Apply Cortesia Quick-Relief Liniment topically several times daily, as needed, in area(s) where pain or discomfort is occurring. Apply morning, afternoon, and evening OR before and after periods of activity and again before bed. This will provide short-term relief so that certain activities are less painful or so that you can get to sleep. It is important to firmly rub the liniment for several minutes to stimulate blood circulation in the effected tissue or joint area. This works very well for arthritic conditions or joint issues to increase flexibility. Of course, use lighter pressure for a sprain, bruise, very sore muscle, or painful area.
Apply Cortesia Acute and Chronic Injury Salve externally to injured area twice daily, morning and evening (apply after the liniment). Wrap or bandage as needed to protect clothing. This is an important long-term method of healing for strains, sprains, aches, symptoms of arthritis, damaged muscles, tendons, ligaments, joints, etc. It perfectly compliments the liniment.

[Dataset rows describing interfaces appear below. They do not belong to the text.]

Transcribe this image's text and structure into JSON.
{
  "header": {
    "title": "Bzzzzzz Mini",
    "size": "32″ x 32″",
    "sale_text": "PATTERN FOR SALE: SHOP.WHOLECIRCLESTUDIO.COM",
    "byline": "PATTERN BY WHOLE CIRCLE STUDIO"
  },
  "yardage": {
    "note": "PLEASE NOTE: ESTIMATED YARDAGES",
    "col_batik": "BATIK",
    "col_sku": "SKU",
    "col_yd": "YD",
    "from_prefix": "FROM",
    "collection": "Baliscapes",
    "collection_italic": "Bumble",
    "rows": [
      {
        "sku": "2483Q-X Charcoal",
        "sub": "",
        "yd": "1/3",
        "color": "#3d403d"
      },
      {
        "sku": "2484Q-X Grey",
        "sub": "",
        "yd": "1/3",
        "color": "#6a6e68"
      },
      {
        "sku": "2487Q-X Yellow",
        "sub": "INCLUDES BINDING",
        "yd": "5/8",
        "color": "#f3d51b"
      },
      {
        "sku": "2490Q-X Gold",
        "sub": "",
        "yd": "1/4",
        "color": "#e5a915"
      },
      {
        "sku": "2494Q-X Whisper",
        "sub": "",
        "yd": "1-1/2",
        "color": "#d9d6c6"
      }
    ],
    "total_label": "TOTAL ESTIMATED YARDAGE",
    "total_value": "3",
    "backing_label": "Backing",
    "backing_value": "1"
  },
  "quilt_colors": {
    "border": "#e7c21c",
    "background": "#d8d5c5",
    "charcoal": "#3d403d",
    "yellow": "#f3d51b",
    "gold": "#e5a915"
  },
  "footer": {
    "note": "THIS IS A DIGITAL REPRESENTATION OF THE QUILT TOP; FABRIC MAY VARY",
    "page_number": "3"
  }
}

Note: After applying a liniment or salve, it is very useful to simply lay your hand(s) lightly over the affected area for a few minutes. This form of “touch healing therapy” is therapeutic (see our article Solomon’s Seal and the Healing Effects of Touch to understand more). You can feel the warm or cooling sensation of your injury; you can also mentally visualize healing currents.
Consider taking Cortesia Solomon’s Seal Tincture internally several times daily. Solomon’s Seal works to harmonize, feed, lubricate, and tighten or loosen (as needed) tendons, ligaments, muscles, attachments, and joints. It is a valuable connective tissue anti-inflammatory, and is known to help moderate the symptoms of osteoarthritis, repetitive use injuries, and connective tissue damage. Depending on your injury or condition, one of our Solomon’s Seal Formulas (described elsewhere on this site) may be appropriate — for example, the #1 Arthritis & Joint Repair, the #2 Bone-Building & Bone Repair, the #3 Cartilage & Tissue Repair, the #4 Pain & Tension Relief, or the #6 All-in-One Deep Healing Formula.
Elbow bursitis and elbow tendonitis are very common elbow conditions. Bursitis most often clears up on its own over time, and with proper self-care. However, you can speed recovery time with Solomon’s Seal, and not feel the need for pain killers or medications that can disrupt the gastrointestinal tracts, as NSAID’s like aspirin and the like can do. The diverse healing qualities of Solomon’s Seal suggests that it is an invaluable addition to your medicine chest.
For more information about the herb, Solomon’s Seal, and our line of Solomon’s Seal tinctures, salve, liniment and tea please visit our website: www.solomonsseal.net.